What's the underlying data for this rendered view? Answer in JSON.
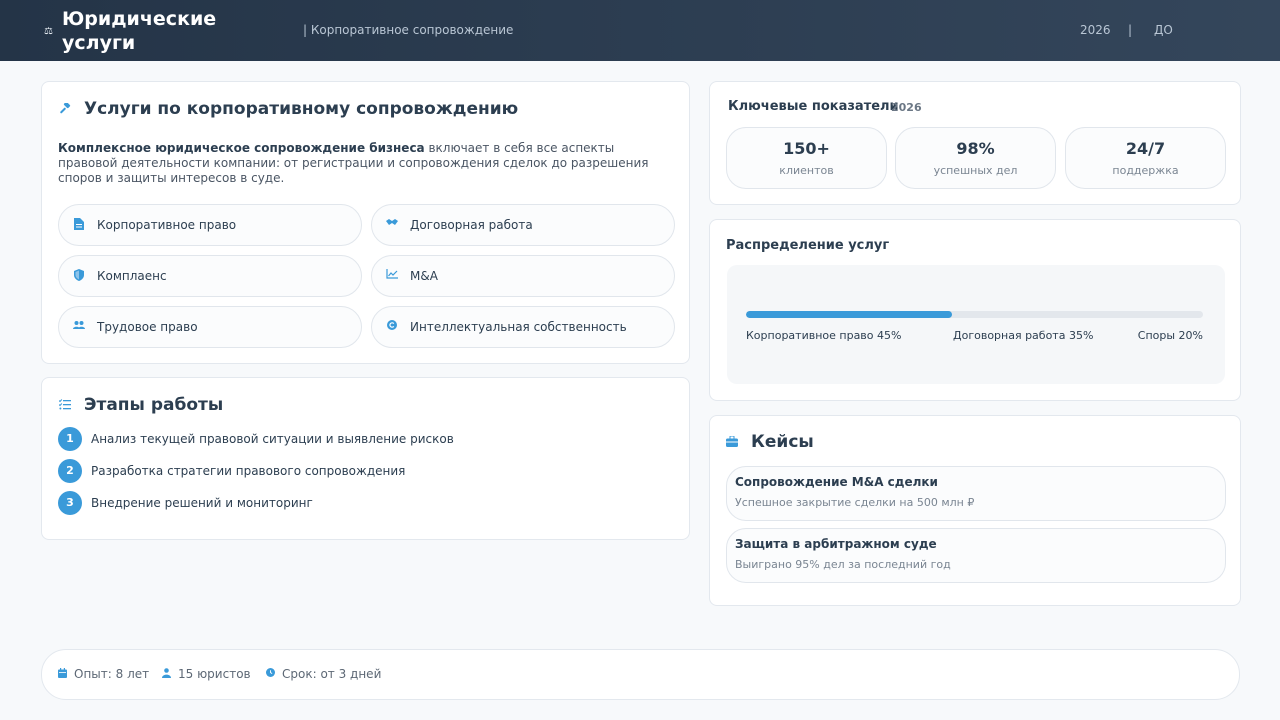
{
  "header": {
    "brand_icon": "⚖",
    "brand": "Юридические услуги",
    "subtitle": "| Корпоративное сопровождение",
    "year": "2026",
    "separator": "|",
    "to": "ДО"
  },
  "services": {
    "icon": "gavel-icon",
    "title": "Услуги по корпоративному сопровождению",
    "desc_bold": "Комплексное юридическое сопровождение бизнеса",
    "desc_rest": " включает в себя все аспекты правовой деятельности компании: от регистрации и сопровождения сделок до разрешения споров и защиты интересов в суде.",
    "items": [
      {
        "label": "Корпоративное право",
        "icon": "document-icon"
      },
      {
        "label": "Договорная работа",
        "icon": "handshake-icon"
      },
      {
        "label": "Комплаенс",
        "icon": "shield-icon"
      },
      {
        "label": "M&A",
        "icon": "chart-line-icon"
      },
      {
        "label": "Трудовое право",
        "icon": "users-icon"
      },
      {
        "label": "Интеллектуальная собственность",
        "icon": "copyright-icon"
      }
    ]
  },
  "steps": {
    "icon": "list-check-icon",
    "title": "Этапы работы",
    "items": [
      {
        "num": "1",
        "text": "Анализ текущей правовой ситуации и выявление рисков"
      },
      {
        "num": "2",
        "text": "Разработка стратегии правового сопровождения"
      },
      {
        "num": "3",
        "text": "Внедрение решений и мониторинг"
      }
    ]
  },
  "kpi": {
    "title": "Ключевые показатели",
    "year": "2026",
    "items": [
      {
        "value": "150+",
        "label": "клиентов"
      },
      {
        "value": "98%",
        "label": "успешных дел"
      },
      {
        "value": "24/7",
        "label": "поддержка"
      }
    ]
  },
  "distribution": {
    "title": "Распределение услуг",
    "progress_fraction": 0.45,
    "labels": [
      "Корпоративное право 45%",
      "Договорная работа 35%",
      "Споры 20%"
    ],
    "accent_color": "#3a9ad9"
  },
  "cases": {
    "icon": "briefcase-icon",
    "title": "Кейсы",
    "items": [
      {
        "title": "Сопровождение M&A сделки",
        "sub": "Успешное закрытие сделки на 500 млн ₽"
      },
      {
        "title": "Защита в арбитражном суде",
        "sub": "Выиграно 95% дел за последний год"
      }
    ]
  },
  "footer": {
    "items": [
      {
        "icon": "calendar-icon",
        "text": "Опыт: 8 лет"
      },
      {
        "icon": "user-icon",
        "text": "15 юристов"
      },
      {
        "icon": "clock-icon",
        "text": "Срок: от 3 дней"
      }
    ]
  }
}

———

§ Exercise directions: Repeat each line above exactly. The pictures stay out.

§ Problem solution:
What's the underlying data for this rendered view? Answer in JSON.
{
  "header": {
    "brand_icon": "⚖",
    "brand": "Юридические услуги",
    "subtitle": "| Корпоративное сопровождение",
    "year": "2026",
    "separator": "|",
    "to": "ДО"
  },
  "services": {
    "icon": "gavel-icon",
    "title": "Услуги по корпоративному сопровождению",
    "desc_bold": "Комплексное юридическое сопровождение бизнеса",
    "desc_rest": " включает в себя все аспекты правовой деятельности компании: от регистрации и сопровождения сделок до разрешения споров и защиты интересов в суде.",
    "items": [
      {
        "label": "Корпоративное право",
        "icon": "document-icon"
      },
      {
        "label": "Договорная работа",
        "icon": "handshake-icon"
      },
      {
        "label": "Комплаенс",
        "icon": "shield-icon"
      },
      {
        "label": "M&A",
        "icon": "chart-line-icon"
      },
      {
        "label": "Трудовое право",
        "icon": "users-icon"
      },
      {
        "label": "Интеллектуальная собственность",
        "icon": "copyright-icon"
      }
    ]
  },
  "steps": {
    "icon": "list-check-icon",
    "title": "Этапы работы",
    "items": [
      {
        "num": "1",
        "text": "Анализ текущей правовой ситуации и выявление рисков"
      },
      {
        "num": "2",
        "text": "Разработка стратегии правового сопровождения"
      },
      {
        "num": "3",
        "text": "Внедрение решений и мониторинг"
      }
    ]
  },
  "kpi": {
    "title": "Ключевые показатели",
    "year": "2026",
    "items": [
      {
        "value": "150+",
        "label": "клиентов"
      },
      {
        "value": "98%",
        "label": "успешных дел"
      },
      {
        "value": "24/7",
        "label": "поддержка"
      }
    ]
  },
  "distribution": {
    "title": "Распределение услуг",
    "progress_fraction": 0.45,
    "labels": [
      "Корпоративное право 45%",
      "Договорная работа 35%",
      "Споры 20%"
    ],
    "accent_color": "#3a9ad9"
  },
  "cases": {
    "icon": "briefcase-icon",
    "title": "Кейсы",
    "items": [
      {
        "title": "Сопровождение M&A сделки",
        "sub": "Успешное закрытие сделки на 500 млн ₽"
      },
      {
        "title": "Защита в арбитражном суде",
        "sub": "Выиграно 95% дел за последний год"
      }
    ]
  },
  "footer": {
    "items": [
      {
        "icon": "calendar-icon",
        "text": "Опыт: 8 лет"
      },
      {
        "icon": "user-icon",
        "text": "15 юристов"
      },
      {
        "icon": "clock-icon",
        "text": "Срок: от 3 дней"
      }
    ]
  }
}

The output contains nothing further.